Sometimes we can tend to think of God's omnipresence in terms of God being really big so that He fills up space. With this understanding some part of God is everywhere. But that is not really what omnipresence means. It is not that one part of God is here and another part of God is there. God is wholly present everywhere in space. I think that Colossians 1:17 gives us a hint of how to understand this when it says that "in [Christ] all things hold together." He is what holds our world together (some have even made a case for this at the atomic level). He exists independent of our world and He holds it together...all of it. So He is just as present in China as He is in my shoe. In neither place can I hide from Him.

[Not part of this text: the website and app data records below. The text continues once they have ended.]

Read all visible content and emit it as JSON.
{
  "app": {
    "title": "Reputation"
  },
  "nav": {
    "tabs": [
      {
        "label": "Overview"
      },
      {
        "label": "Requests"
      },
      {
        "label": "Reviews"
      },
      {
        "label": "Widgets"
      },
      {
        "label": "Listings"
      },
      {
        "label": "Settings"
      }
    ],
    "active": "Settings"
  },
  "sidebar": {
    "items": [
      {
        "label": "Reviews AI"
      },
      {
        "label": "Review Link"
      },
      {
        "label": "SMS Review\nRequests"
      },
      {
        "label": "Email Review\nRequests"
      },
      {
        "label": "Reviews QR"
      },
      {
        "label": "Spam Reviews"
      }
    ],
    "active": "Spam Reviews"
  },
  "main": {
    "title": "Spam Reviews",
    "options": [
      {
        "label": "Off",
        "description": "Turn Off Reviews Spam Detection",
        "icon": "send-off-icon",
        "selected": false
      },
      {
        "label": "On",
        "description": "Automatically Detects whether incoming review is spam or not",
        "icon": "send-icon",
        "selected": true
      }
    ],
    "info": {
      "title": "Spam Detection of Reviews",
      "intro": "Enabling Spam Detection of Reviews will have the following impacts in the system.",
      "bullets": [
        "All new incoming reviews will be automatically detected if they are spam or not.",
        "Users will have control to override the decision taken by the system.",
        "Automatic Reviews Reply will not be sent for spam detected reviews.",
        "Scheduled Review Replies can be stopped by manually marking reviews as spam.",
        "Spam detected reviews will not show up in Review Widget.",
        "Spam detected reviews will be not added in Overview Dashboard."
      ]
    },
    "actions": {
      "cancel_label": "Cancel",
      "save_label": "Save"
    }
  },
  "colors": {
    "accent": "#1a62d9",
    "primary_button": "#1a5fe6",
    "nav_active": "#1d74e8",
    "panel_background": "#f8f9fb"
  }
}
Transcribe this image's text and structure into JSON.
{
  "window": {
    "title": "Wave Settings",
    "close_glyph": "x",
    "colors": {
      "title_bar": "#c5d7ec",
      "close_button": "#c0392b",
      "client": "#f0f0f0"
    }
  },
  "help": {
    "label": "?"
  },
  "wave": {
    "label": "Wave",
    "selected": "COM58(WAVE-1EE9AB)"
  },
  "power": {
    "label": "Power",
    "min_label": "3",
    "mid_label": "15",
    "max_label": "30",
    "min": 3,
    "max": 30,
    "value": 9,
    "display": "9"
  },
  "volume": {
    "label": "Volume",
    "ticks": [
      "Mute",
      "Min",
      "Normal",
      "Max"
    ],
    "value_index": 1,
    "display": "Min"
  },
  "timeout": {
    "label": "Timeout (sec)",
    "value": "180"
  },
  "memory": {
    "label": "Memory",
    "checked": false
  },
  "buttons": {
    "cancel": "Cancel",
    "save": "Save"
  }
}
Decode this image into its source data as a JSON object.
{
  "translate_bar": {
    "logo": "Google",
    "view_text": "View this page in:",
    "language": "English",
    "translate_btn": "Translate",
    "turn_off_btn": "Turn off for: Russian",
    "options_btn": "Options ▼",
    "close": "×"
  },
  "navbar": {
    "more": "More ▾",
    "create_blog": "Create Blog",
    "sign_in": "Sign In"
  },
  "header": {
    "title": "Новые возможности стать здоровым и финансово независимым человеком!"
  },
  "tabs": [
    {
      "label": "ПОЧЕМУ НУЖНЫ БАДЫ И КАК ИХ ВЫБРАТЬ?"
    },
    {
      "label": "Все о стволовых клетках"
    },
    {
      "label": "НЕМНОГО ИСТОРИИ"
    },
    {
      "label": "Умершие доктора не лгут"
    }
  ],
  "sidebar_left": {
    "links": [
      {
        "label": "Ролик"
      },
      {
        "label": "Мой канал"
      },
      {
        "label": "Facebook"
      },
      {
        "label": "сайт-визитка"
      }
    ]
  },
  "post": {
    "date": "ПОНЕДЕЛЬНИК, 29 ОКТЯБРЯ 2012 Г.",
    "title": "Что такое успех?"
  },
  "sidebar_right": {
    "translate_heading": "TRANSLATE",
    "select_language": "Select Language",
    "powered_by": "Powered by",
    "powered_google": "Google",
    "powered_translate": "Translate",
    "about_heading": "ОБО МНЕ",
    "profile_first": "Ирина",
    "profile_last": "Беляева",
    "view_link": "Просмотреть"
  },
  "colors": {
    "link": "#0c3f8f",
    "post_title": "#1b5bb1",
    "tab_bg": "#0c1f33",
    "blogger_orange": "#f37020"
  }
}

Someone might ask, "But how do you explain the fact that at times we sense God's presence in a worship service or something and others times we don't?" I like the way that Wayne Grudem puts it. "It is not that God was not present elsewhere, but rather that here He especially made His presence known  and here He especially manifested His character and brought blessing to His people." In other words God is always present even when we don't feel Him, but I do think that there is a special presence that He gives us at times. This is not more presence strictly speaking (because He is wholly present everywhere), but rather is a stronger sense of His presence. Sometimes this is felt by individuals alone while other times whole groups attest to it.

Assuming that you are still with me and that you haven't slipped into a theological coma, why does this matter? For many reasons! Here are a few. It shows us that there is no special place of worship. God can be worshiped anywhere. We must not think that He is only present in the sanctuary and that we leave God behind when we leave worship services. God is with us wherever we go (see John 4:19-24). This means that Christianity is much more than just something that you do at church. If God is everywhere and He sees you everywhere you go then Christianity must be a way of life. It is surrendering of your life to Jesus and entering into relationship with this omnipresent God. It also means that you are never alone. No matter how alone you feel, you are not alone. Sometimes God can seem very far away. It can feel like He has forgotten you, like He couldn't possibly know what you are going through. But this is not true. He has always been by your side and He always will be. You cannot escape Him. Which brings me to my last point: if you are running from God...if you feel the guilt of your sin weighing you down and you sense the Spirit of God drawing you toward repentance, don't fight Him. You can't get away from God. You have nowhere to run.

For further reading...
  • Psalm 139- A beautiful Psalm to help you think about God's nature.
  • Amos 9:1-4- You can't hide from God.

*It should be noted that much of this talk and this series draws information from Wayne Grudem's textbook Systematic Theology (the above quote is from p176). I am also leaning on notes taken from my Systematic Theology I class taught by Dr. Bruce Ware at The Southern Baptist Theological Seminary in Louisville, KY.